TASK DIRECTIONS: Return every line of the data below, exactly.

RECORDS FOR THE TASK:
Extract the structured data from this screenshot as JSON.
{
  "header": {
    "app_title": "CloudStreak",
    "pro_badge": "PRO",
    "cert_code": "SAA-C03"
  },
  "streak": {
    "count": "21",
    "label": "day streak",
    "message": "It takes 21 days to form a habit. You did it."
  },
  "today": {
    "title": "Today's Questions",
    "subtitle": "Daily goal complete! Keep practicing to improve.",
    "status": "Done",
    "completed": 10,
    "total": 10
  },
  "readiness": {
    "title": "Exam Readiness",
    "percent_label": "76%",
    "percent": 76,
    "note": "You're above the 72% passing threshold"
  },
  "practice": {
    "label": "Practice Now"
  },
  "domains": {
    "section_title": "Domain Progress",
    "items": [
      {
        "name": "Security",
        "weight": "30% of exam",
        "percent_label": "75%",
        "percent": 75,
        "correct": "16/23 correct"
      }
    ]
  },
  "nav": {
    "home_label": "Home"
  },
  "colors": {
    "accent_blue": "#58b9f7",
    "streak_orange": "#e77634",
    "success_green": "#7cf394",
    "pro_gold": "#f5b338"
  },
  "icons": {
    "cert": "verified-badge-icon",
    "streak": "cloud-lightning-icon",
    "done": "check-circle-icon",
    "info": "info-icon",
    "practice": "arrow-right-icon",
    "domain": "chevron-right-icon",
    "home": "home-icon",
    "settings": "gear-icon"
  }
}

REPLY:
Extract the structured data from this screenshot as JSON.
{
  "header": {
    "app_title": "CloudStreak",
    "pro_badge": "PRO",
    "cert_code": "SAA-C03"
  },
  "streak": {
    "count": "21",
    "label": "day streak",
    "message": "It takes 21 days to form a habit. You did it."
  },
  "today": {
    "title": "Today's Questions",
    "subtitle": "Daily goal complete! Keep practicing to improve.",
    "status": "Done",
    "completed": 10,
    "total": 10
  },
  "readiness": {
    "title": "Exam Readiness",
    "percent_label": "76%",
    "percent": 76,
    "note": "You're above the 72% passing threshold"
  },
  "practice": {
    "label": "Practice Now"
  },
  "domains": {
    "section_title": "Domain Progress",
    "items": [
      {
        "name": "Security",
        "weight": "30% of exam",
        "percent_label": "75%",
        "percent": 75,
        "correct": "16/23 correct"
      }
    ]
  },
  "nav": {
    "home_label": "Home"
  },
  "colors": {
    "accent_blue": "#58b9f7",
    "streak_orange": "#e77634",
    "success_green": "#7cf394",
    "pro_gold": "#f5b338"
  },
  "icons": {
    "cert": "verified-badge-icon",
    "streak": "cloud-lightning-icon",
    "done": "check-circle-icon",
    "info": "info-icon",
    "practice": "arrow-right-icon",
    "domain": "chevron-right-icon",
    "home": "home-icon",
    "settings": "gear-icon"
  }
}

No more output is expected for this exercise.